Annie said...

Hi again Peter, It's true that I appreciate Provence in part because of Peter Mayle's books. But there is also the fact that I've visited there myself and that you've given me additional introduction.

Kate said...

I love your blog because it allows me to revisit places I have been, but, more important, you introduce me to other parts of Paris. Re. my post today (8/6), the predominate German population is for the ENTIRE state of MN. Mpls has a very high percentage of Scandinavians (yes, many Olsons, Olsens), but St. Paul is very Irish. I do not want to mislead because I really do not know the EXACT ethnic background of either city, which I'll need to discover at the History Center in downtown St. Paul. When I get around researching there, which I'll do soon since I want to trace our family's Irish roots, I'll definitely let you know.

Peter said...

annie:
I'm very happy to see your interest for Provence!

kate:
I'm happy if you are happy! It's "funny", but already previously, when I have seen your face on the small photo, I could imagine your Irish irigin!

MONA said...

Thanks once again peter for this lovely stroll!I love the buildings and the greenery!

isabella said...

Fess up, Peter - you did not really walk from Bastille to Parc de Bercy, did you?
I've been to the village, but don't recall all those enchanting green areas on the way...Very nicel done!
What comes to mind is the great National Library controversy (the original glass roofing and the deleterious effects of so much sunlight on books. And when the design was amended it resulted in a collection of rather boring, opaque towers).

Peter said...

mona:
You are welcome!

isabella:
Of course I walked this - short - distance (3 km or 2 miles)! If you did not see any green areas, it's because YOU did not walk!

I agree about the National Library. We are many to doubt about its architecture, but inside it's OK. And they have a few books!

SusuPetal said...

Luckily I managed to visit that place, it was charming!
This doesn't lessen the charm of Paris:)

Zhang said...

Je connais ce parc! C'est pas souvent que je reconnais les endroits dont tu parles sur ton blog, celui-ci, oui. Je crois dans ce parc, on voit encore des rails, - on utilise des trains pour transporter le vin à l'époque - je ne me trompe pas? Le pont qh'on emprunte pour traverser la Seine s'appelle... Simone?

Peter said...

susupetal:
Always welcome here! We may find some other toys for you!

zhang:
Yu as parfaitement raison! Le nom complêt du pont est "Simone de Beauvoir"!

Keshi said...

wow how nice!

ty!
Keshi.

lyliane said...

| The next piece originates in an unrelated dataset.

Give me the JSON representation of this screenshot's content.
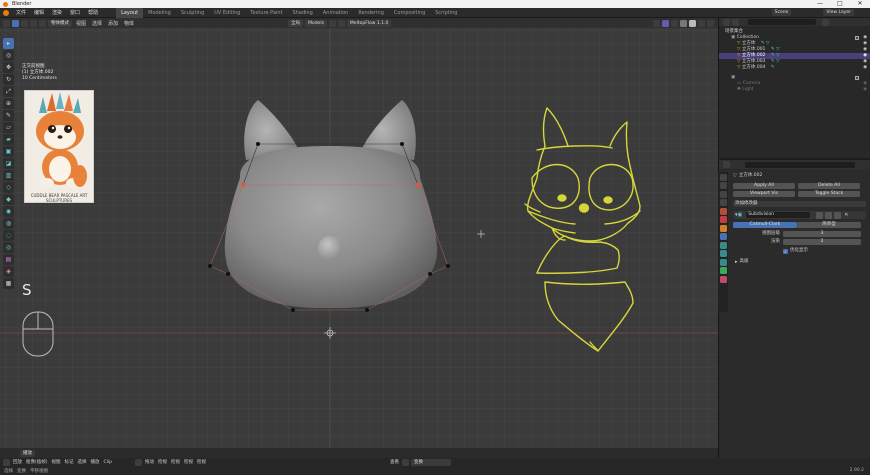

Hello, tu as raison pour la maison en Normandie, c'est triste à mourir en hiver et surtout aujourd'hui avec cette pluie, mais j'ai assez de boulot pour ne pas m'y ennuyer, je dois lire tous tes commentaires et défaire mes valises. Tu me contactes si vous rencontrez Delphinium à Paris entre blogeurs, Merci, je serai heureuse d'y faire un saut, il faudra venir aussi ici bientôt, tu ne seras pas seul, je vais organiser cela.